START The data

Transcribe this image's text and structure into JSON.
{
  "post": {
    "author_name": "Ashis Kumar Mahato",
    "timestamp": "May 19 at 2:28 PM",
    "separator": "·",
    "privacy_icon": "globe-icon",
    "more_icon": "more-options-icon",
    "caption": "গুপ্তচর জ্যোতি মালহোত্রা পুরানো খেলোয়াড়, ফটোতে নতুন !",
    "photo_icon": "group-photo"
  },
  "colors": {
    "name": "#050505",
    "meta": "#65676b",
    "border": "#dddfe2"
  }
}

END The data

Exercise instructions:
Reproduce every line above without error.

Response below:
Transcribe this image's text and structure into JSON.
{
  "post": {
    "author_name": "Ashis Kumar Mahato",
    "timestamp": "May 19 at 2:28 PM",
    "separator": "·",
    "privacy_icon": "globe-icon",
    "more_icon": "more-options-icon",
    "caption": "গুপ্তচর জ্যোতি মালহোত্রা পুরানো খেলোয়াড়, ফটোতে নতুন !",
    "photo_icon": "group-photo"
  },
  "colors": {
    "name": "#050505",
    "meta": "#65676b",
    "border": "#dddfe2"
  }
}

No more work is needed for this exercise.